*** Opening of PROVIDED INFORMATION ***

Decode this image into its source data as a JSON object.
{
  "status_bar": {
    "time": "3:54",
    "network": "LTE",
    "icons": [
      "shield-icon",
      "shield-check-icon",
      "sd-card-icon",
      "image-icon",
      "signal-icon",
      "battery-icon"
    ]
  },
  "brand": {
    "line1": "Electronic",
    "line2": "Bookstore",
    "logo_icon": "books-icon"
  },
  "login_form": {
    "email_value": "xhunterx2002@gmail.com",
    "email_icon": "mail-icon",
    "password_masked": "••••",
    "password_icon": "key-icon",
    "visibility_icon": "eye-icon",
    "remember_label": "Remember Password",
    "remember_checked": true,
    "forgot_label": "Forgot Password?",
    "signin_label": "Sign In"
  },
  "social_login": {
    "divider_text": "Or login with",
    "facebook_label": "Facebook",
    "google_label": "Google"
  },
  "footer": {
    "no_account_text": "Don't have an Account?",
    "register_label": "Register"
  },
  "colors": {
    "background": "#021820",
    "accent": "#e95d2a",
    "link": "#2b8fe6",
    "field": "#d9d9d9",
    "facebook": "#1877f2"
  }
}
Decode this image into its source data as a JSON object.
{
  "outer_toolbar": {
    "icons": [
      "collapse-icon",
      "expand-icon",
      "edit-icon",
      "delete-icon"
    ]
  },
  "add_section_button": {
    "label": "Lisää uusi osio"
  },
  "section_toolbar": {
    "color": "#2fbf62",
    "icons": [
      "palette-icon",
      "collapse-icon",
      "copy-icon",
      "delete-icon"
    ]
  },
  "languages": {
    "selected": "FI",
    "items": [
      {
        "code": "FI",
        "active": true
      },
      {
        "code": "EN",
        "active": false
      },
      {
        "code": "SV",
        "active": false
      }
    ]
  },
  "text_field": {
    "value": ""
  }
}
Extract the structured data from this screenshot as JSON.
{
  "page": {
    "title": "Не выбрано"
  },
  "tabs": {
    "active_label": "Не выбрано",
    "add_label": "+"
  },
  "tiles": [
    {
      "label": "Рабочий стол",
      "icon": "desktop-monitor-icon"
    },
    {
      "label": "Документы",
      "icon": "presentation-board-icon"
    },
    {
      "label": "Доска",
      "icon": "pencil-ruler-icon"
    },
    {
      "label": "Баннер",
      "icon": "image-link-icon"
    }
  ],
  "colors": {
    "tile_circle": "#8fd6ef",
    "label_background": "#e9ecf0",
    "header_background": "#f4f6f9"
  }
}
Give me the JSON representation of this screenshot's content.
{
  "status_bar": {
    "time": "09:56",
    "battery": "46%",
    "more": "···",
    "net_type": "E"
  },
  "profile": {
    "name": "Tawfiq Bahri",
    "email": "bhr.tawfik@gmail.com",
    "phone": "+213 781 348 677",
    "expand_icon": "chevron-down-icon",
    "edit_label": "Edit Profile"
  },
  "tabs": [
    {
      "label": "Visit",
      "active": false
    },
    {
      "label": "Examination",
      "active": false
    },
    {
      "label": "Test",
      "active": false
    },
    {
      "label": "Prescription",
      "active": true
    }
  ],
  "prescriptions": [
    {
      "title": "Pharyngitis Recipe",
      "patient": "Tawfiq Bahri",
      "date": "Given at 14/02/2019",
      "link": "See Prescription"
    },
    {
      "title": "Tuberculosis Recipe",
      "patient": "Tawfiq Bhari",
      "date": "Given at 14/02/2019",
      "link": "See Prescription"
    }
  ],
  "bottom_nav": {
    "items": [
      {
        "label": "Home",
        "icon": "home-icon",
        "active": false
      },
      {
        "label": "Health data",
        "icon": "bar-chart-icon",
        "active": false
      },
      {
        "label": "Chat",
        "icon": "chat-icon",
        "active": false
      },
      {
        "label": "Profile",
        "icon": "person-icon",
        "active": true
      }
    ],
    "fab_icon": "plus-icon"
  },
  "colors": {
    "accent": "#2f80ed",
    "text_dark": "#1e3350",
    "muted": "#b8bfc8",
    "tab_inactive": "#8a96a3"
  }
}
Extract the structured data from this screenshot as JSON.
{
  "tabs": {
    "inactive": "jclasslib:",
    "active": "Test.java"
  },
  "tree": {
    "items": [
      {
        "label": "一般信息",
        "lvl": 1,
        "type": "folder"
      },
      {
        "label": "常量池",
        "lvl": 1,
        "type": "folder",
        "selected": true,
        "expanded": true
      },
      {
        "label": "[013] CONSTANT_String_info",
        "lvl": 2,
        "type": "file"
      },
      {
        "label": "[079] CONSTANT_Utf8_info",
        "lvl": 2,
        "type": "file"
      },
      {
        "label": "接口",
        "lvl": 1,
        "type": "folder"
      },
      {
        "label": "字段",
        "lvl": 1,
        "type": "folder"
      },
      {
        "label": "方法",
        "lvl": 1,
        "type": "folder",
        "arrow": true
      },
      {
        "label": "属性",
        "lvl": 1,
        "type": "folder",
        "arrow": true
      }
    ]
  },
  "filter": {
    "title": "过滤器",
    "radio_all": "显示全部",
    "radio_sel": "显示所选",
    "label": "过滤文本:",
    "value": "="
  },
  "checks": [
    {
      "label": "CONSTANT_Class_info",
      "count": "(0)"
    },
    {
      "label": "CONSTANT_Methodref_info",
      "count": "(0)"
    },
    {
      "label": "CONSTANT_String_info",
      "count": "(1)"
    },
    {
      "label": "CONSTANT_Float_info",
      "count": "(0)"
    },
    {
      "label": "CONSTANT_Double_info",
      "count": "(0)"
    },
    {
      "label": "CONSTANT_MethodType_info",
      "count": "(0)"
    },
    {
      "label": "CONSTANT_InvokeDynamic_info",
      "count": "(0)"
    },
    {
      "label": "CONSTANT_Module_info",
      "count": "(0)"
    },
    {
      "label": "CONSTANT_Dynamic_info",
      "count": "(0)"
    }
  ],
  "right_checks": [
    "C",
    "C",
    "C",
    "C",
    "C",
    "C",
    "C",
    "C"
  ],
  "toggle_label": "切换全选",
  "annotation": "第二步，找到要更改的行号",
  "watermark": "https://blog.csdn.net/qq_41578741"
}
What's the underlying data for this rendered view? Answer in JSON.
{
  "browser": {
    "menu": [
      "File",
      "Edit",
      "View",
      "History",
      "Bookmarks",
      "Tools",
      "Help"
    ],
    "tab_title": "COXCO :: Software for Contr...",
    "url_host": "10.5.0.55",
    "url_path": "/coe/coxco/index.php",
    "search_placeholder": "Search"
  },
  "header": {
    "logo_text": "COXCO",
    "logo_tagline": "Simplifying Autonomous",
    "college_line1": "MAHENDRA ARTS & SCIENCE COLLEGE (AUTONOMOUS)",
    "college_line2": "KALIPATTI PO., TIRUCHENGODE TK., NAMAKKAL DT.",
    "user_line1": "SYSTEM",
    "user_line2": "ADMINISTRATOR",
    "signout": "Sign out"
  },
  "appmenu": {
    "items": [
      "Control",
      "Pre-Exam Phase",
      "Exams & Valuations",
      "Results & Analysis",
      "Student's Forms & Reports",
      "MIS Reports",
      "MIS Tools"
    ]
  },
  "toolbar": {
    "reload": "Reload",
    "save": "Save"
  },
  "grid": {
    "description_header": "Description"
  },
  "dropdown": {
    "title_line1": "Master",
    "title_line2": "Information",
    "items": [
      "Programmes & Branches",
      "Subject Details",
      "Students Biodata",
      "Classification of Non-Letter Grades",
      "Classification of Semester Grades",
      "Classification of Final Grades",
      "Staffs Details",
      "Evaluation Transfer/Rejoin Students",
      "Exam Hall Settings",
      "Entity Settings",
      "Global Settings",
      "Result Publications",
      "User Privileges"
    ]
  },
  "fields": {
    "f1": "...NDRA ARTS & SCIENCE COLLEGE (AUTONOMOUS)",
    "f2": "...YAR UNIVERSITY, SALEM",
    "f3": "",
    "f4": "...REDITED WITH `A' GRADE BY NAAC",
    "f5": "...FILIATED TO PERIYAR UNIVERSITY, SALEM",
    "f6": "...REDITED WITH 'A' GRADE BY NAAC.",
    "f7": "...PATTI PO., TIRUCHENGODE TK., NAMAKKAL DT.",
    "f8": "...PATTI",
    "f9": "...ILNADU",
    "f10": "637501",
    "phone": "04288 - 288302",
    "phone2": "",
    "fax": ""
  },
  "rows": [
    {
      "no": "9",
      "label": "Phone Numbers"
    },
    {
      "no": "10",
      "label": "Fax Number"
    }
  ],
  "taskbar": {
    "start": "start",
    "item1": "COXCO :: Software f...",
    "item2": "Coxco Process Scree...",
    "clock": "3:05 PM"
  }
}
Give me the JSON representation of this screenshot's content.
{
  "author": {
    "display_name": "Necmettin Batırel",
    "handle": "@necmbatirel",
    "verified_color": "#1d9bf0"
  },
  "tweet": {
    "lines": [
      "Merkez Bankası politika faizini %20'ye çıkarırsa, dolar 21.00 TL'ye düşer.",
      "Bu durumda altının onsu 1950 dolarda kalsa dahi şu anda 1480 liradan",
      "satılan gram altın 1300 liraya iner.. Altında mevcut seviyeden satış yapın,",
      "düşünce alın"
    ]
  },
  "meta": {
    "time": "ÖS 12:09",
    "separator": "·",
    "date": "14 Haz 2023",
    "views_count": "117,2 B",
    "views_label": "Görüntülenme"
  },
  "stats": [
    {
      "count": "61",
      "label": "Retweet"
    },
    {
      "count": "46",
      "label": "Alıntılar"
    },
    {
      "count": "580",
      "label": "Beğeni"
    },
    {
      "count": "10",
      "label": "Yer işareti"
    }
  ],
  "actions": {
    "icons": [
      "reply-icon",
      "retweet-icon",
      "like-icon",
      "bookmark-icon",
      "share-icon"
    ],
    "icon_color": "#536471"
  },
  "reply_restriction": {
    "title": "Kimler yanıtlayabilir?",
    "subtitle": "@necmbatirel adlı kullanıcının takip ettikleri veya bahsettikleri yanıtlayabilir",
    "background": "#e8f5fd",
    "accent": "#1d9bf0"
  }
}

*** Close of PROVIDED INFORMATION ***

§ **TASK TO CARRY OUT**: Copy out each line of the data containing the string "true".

§ **RESPONSE FOR THIS EXERCISE**:
    "remember_checked": true,
        "active": true
      "active": true
        "active": true
        "selected": true,
        "expanded": true
        "arrow": true
        "arrow": true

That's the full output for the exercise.